delete[] pChars;
return 0;
}

-

## 1 Answer

A few things I would do differently:

static char * ReadAllBytes(const char * filename, int * read)
{
ifstream ifs(filename, ios::binary|ios::ate);
ifstream::pos_type pos = ifs.tellg();

// What happens if the OS supports really big files.
// It may be larger than 32 bits?
// This will silently truncate the value/
int length = pos;

// Manuall memory management.
// Not a good idea use a container/.
char *pChars = new char[length];
ifs.seekg(0, ios::beg);
ifs.read(pChars, length);

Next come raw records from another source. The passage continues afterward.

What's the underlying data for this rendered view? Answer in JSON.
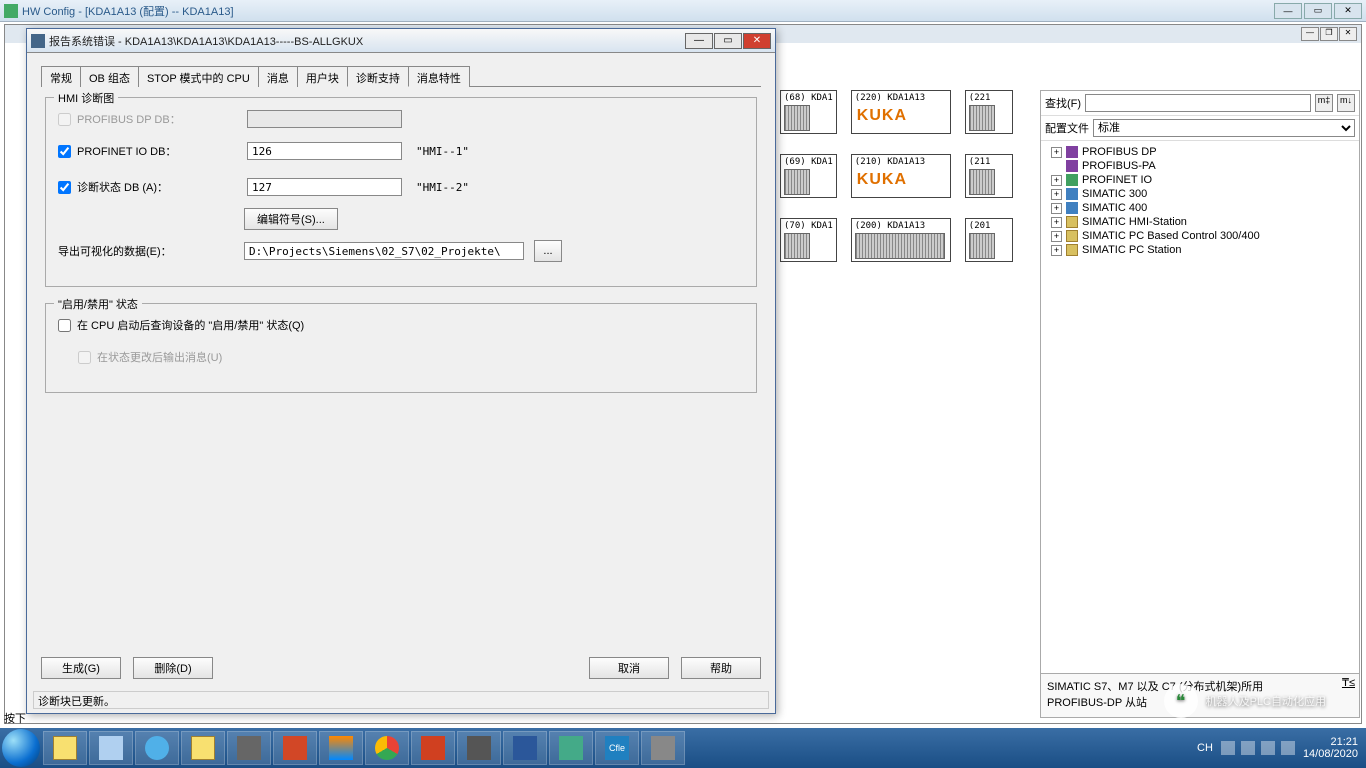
{
  "main_window": {
    "title": "HW Config - [KDA1A13 (配置) -- KDA1A13]"
  },
  "dialog": {
    "title": "报告系统错误 - KDA1A13\\KDA1A13\\KDA1A13-----BS-ALLGKUX",
    "tabs": [
      "常规",
      "OB 组态",
      "STOP 模式中的 CPU",
      "消息",
      "用户块",
      "诊断支持",
      "消息特性"
    ],
    "active_tab": "诊断支持",
    "group1_legend": "HMI 诊断图",
    "profibus_dp_db_label": "PROFIBUS DP DB：",
    "profibus_dp_db_checked": false,
    "profibus_dp_db_value": "",
    "profinet_io_db_label": "PROFINET IO DB：",
    "profinet_io_db_checked": true,
    "profinet_io_db_value": "126",
    "profinet_io_db_right": "\"HMI--1\"",
    "diag_state_db_label": "诊断状态 DB (A)：",
    "diag_state_db_checked": true,
    "diag_state_db_value": "127",
    "diag_state_db_right": "\"HMI--2\"",
    "edit_symbols_btn": "编辑符号(S)...",
    "export_label": "导出可视化的数据(E)：",
    "export_path": "D:\\Projects\\Siemens\\02_S7\\02_Projekte\\",
    "browse_btn": "...",
    "group2_legend": "\"启用/禁用\" 状态",
    "enable_query_label": "在 CPU 启动后查询设备的 \"启用/禁用\" 状态(Q)",
    "enable_query_checked": false,
    "output_msg_label": "在状态更改后输出消息(U)",
    "output_msg_checked": false,
    "generate_btn": "生成(G)",
    "delete_btn": "删除(D)",
    "cancel_btn": "取消",
    "help_btn": "帮助",
    "status": "诊断块已更新。"
  },
  "right_panel": {
    "search_label": "查找(F)",
    "search_value": "",
    "profile_label": "配置文件",
    "profile_value": "标准",
    "tree": [
      "PROFIBUS DP",
      "PROFIBUS-PA",
      "PROFINET IO",
      "SIMATIC 300",
      "SIMATIC 400",
      "SIMATIC HMI-Station",
      "SIMATIC PC Based Control 300/400",
      "SIMATIC PC Station"
    ],
    "footer_line1": "SIMATIC S7、M7 以及 C7 (分布式机架)所用",
    "footer_line2": "PROFIBUS-DP 从站",
    "footer_tau": "₸≤"
  },
  "hw_nodes": {
    "r1": [
      {
        "label": "(68) KDA1"
      },
      {
        "label": "(220) KDA1A13",
        "kuka": true
      },
      {
        "label": "(221"
      }
    ],
    "r2": [
      {
        "label": "(69) KDA1"
      },
      {
        "label": "(210) KDA1A13",
        "kuka": true
      },
      {
        "label": "(211"
      }
    ],
    "r3": [
      {
        "label": "(70) KDA1"
      },
      {
        "label": "(200) KDA1A13"
      },
      {
        "label": "(201"
      }
    ]
  },
  "status_bottom": "按下",
  "taskbar": {
    "ime": "CH",
    "time": "21:21",
    "date": "14/08/2020"
  },
  "watermark": "机器人及PLC自动化应用"
}
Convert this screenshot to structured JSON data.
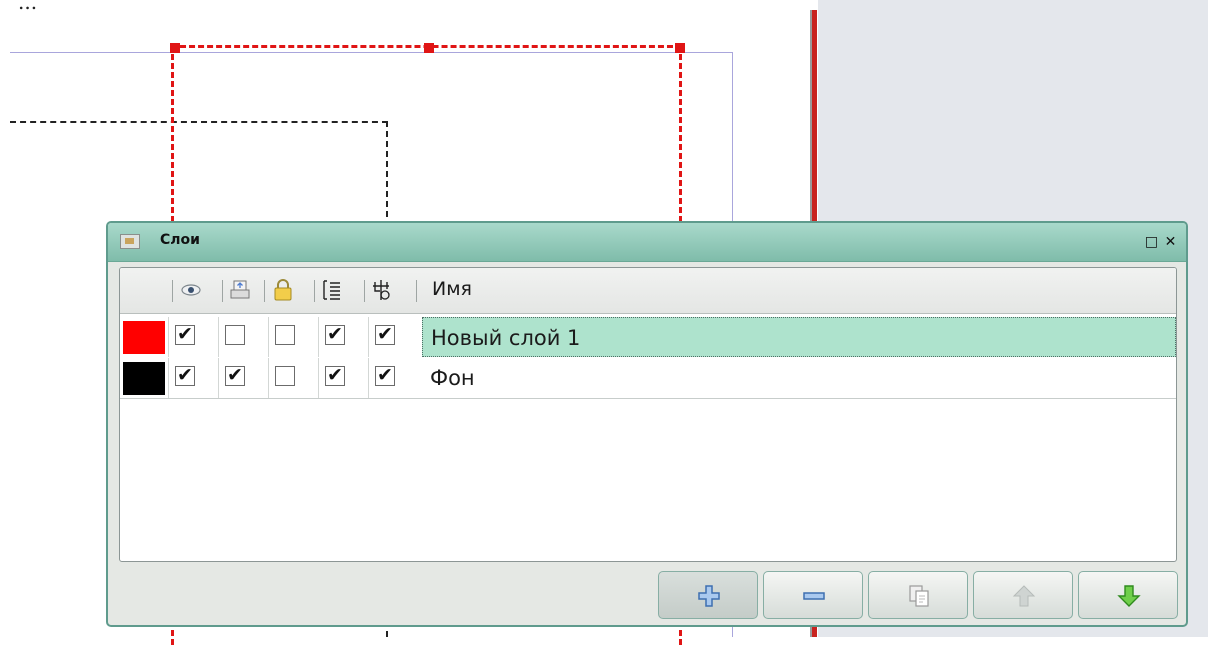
{
  "background_text": "...",
  "dialog": {
    "title": "Слои",
    "restore_glyph": "□",
    "close_glyph": "✕",
    "columns": {
      "icons": [
        "eye-icon",
        "print-icon",
        "lock-icon",
        "flow-icon",
        "outline-icon"
      ],
      "name_header": "Имя"
    },
    "layers": [
      {
        "color": "#ff0000",
        "visible": true,
        "printable": false,
        "locked": false,
        "flow": true,
        "outline": true,
        "name": "Новый слой 1",
        "selected": true
      },
      {
        "color": "#000000",
        "visible": true,
        "printable": true,
        "locked": false,
        "flow": true,
        "outline": true,
        "name": "Фон",
        "selected": false
      }
    ],
    "check_glyph": "✔",
    "toolbar": [
      "add-layer-icon",
      "remove-layer-icon",
      "duplicate-layer-icon",
      "raise-layer-icon",
      "lower-layer-icon"
    ]
  },
  "colors": {
    "accent": "#7fbcaa",
    "selection": "#aee3cd",
    "guide_red": "#e01515"
  }
}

// No need to manually close.
// When the stream goes out of scope it will close the file
// automatically. Unless you are checking the close for errors
// let the destructor do it.
ifs.close();
*read = length;
return pChars;
}


How I would do it:

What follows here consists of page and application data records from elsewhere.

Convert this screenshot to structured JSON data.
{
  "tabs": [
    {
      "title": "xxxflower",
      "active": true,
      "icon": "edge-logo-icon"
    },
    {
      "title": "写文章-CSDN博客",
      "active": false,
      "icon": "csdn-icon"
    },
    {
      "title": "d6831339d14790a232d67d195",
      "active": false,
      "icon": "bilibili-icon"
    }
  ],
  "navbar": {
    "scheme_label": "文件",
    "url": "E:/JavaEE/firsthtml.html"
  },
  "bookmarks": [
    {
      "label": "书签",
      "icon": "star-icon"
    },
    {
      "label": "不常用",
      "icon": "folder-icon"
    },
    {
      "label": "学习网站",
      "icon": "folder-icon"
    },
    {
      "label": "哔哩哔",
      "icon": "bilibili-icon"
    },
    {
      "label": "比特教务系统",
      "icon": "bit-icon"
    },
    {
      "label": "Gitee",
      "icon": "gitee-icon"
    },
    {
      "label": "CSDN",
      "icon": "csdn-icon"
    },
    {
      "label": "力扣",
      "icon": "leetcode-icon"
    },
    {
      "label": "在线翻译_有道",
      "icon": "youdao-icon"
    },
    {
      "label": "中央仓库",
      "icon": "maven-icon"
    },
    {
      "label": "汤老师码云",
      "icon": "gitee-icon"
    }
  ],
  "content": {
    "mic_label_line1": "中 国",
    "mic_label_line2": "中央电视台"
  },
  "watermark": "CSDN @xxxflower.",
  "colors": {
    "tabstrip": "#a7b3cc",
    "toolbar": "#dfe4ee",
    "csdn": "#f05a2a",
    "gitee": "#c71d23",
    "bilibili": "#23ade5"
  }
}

static std::vector<char> ReadAllBytes(char const* filename)
{
ifstream ifs(filename, ios::binary|ios::ate);
ifstream::pos_type pos = ifs.tellg();

std::vector<char>  result(pos);

ifs.seekg(0, ios::beg);
ifs.read(&result[0], pos);

return result;
}


Note:

static std::vector<char> ReadAllBytes(char const* filename)


It may seem like an expensive copy operation. But in reality NRVO will make this an in-place operation so no copy will take place (just make sure you turn on optimizations). Alternatively pass it as a parameter:

static void ReadAllBytes(char const* filename, std::vector<char>& result)

-
I love this answer, never thought of referencing vector[0] to access the raw memory block underneath it. – Jason Larke Feb 20 '13 at 7:53
This is very typical when using C++ containers and calling C code. – Loki Astari Feb 20 '13 at 16:20
I typically used the new unsigned char[size] approach, which meant I had to ensure the cleanup afterwards. This is much nicer. – Jason Larke Feb 21 '13 at 3:06
Thank you, it's much simpler and cleaner. I thought of using array<char> but since it is (from what I've read) allocated on the stack it was not a good idea as my data wouldn't necessarily be small. Well, I've forgot to apply this again : "premature optimization is the root of all evil" ... – Aybe Feb 21 '13 at 12:12
An alternative to &vector[0] is vector.data(). – Aidiakapi Jul 18 '15 at 17:38